Doctor reports big demand for flu jab
DOCTOR Mairead Kelly's surgery has certainly been a busy place since the beginning of the year - and fear of swine flu is the principal reason for the crowded waiting room.
' There is most definitely an increase in trade. The surgery is a very busy place. It is like there has been a second wave since we returned full pelt in the last two weeks,' says the Enniscorthy-based medic after yet another session of overtime at her base in Mill Park Road. What she calls 'flu-like symptoms' are responsible for the rush. So she examines plenty of patients with coughs, the shivers, high temperature and the like.
' Whether they have swine flu or not is another matter,' says Mairead who stresses that such problems are always more common at this time of year anyway. 'I can make an educated guess if it swine flu but I cannot say for certain, unless I send material for testing to the lab.'
Unless there is good reason to do so, then she has no intention of troubling the laboratory at all. If every G.P. in the country sent a dozen swabs a day, then scientists would be inundated - and it would produce very little benefit. For most patients, the best advice is the same as it would be for any influenza - simply stay at home and stay warm. The publicity around swine flu certainly seems to have had the effect of increasing concern among those with underlying medical conditions which leave them vulnerable. Pregnant women feel vulnerable and many mothers are worried about their children. They all end up in the waiting room at Mill Park Road.
Dr. Kelly is intrigued to note that the over 65's do not appear to be as affected by the epidemic of sniffles and coughs as the rest of the population. One reason for this could be that so many of them had the jab last year and the protection is still holding good. The second reason is that the disease is less likely to affect their age group for some other reason.

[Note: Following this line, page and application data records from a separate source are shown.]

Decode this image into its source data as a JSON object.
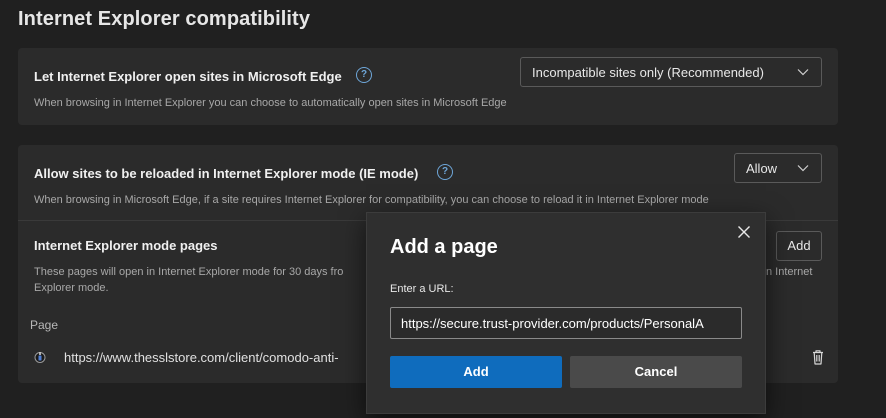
{
  "section_title": "Internet Explorer compatibility",
  "setting1": {
    "title": "Let Internet Explorer open sites in Microsoft Edge",
    "description": "When browsing in Internet Explorer you can choose to automatically open sites in Microsoft Edge",
    "dropdown_value": "Incompatible sites only (Recommended)"
  },
  "setting2": {
    "title": "Allow sites to be reloaded in Internet Explorer mode (IE mode)",
    "description": "When browsing in Microsoft Edge, if a site requires Internet Explorer for compatibility, you can choose to reload it in Internet Explorer mode",
    "dropdown_value": "Allow"
  },
  "ie_pages": {
    "title": "Internet Explorer mode pages",
    "description_line1_left": "These pages will open in Internet Explorer mode for 30 days fro",
    "description_line1_right": "n Internet",
    "description_line2": "Explorer mode.",
    "add_label": "Add",
    "column_header": "Page",
    "rows": [
      {
        "url": "https://www.thesslstore.com/client/comodo-anti-"
      }
    ]
  },
  "modal": {
    "title": "Add a page",
    "url_label": "Enter a URL:",
    "url_value": "https://secure.trust-provider.com/products/PersonalA",
    "add_label": "Add",
    "cancel_label": "Cancel"
  },
  "colors": {
    "background": "#202020",
    "card": "#2b2b2b",
    "accent": "#0f6cbd",
    "help_icon": "#6ea6d8"
  }
}
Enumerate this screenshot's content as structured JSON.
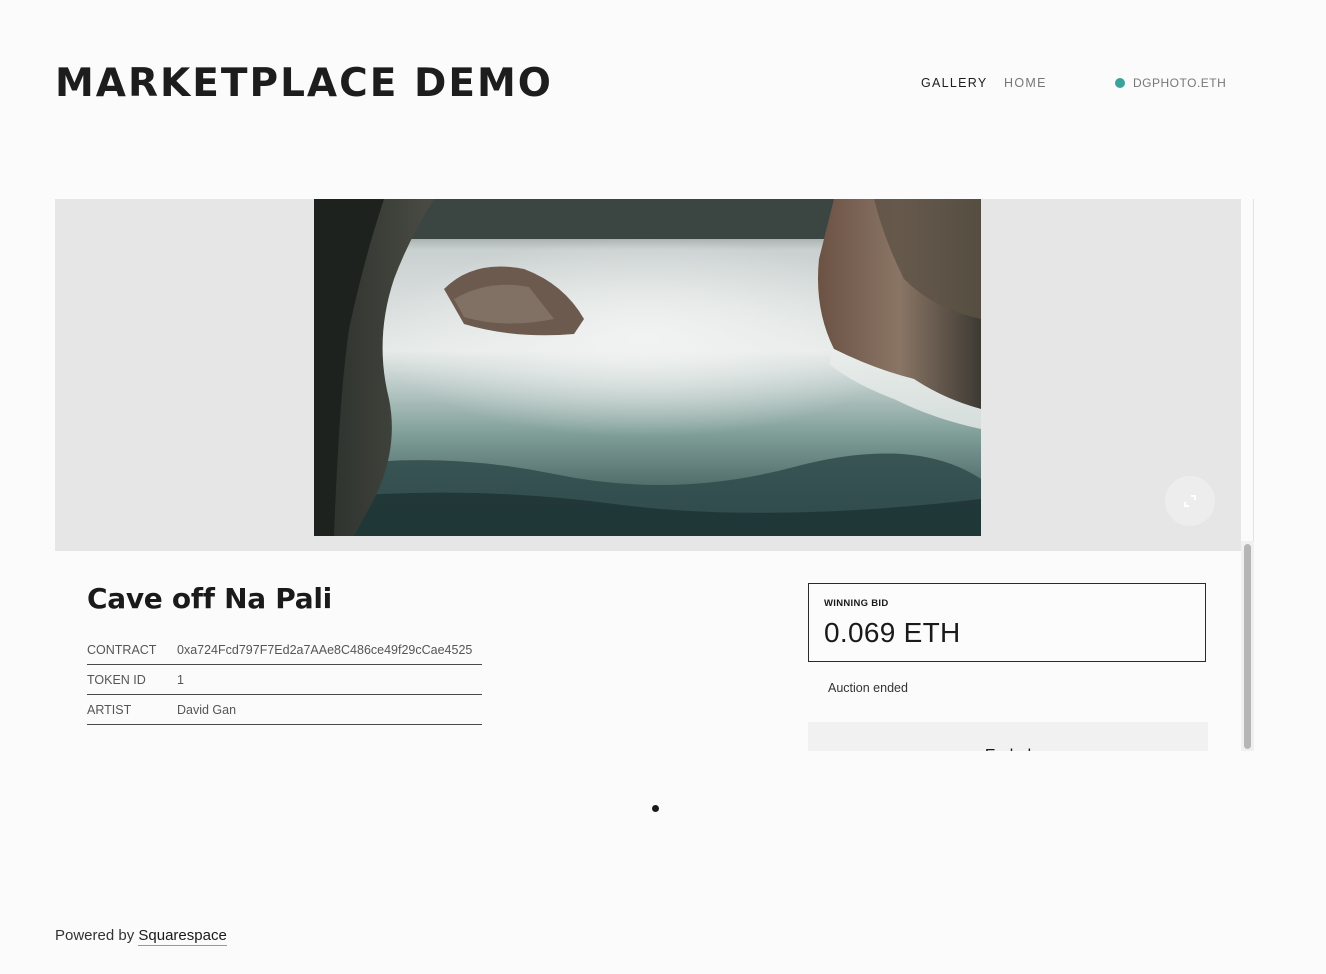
{
  "header": {
    "site_title": "MARKETPLACE DEMO",
    "nav": {
      "gallery": "GALLERY",
      "home": "HOME"
    },
    "wallet": {
      "label": "DGPHOTO.ETH",
      "status_color": "#3aa39b"
    }
  },
  "nft": {
    "image_alt": "Cave off Na Pali",
    "title": "Cave off Na Pali",
    "meta": [
      {
        "key": "CONTRACT",
        "value": "0xa724Fcd797F7Ed2a7AAe8C486ce49f29cCae4525"
      },
      {
        "key": "TOKEN ID",
        "value": "1"
      },
      {
        "key": "ARTIST",
        "value": "David Gan"
      }
    ]
  },
  "auction": {
    "winning_bid_label": "WINNING BID",
    "winning_bid_value": "0.069 ETH",
    "status": "Auction ended",
    "button_label": "Ended"
  },
  "footer": {
    "prefix": "Powered by ",
    "link": "Squarespace"
  },
  "icons": {
    "fullscreen": "fullscreen-icon",
    "wallet_status": "status-dot-icon"
  }
}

' The over 65's do not seem to be affected as much,' she confirms. Meanwhile, the demand from the patients on her books for vaccine has been very brisk as the public responds to all the coverage of the swine flu threat. The condition is clearly seen as a very real threat by the general public.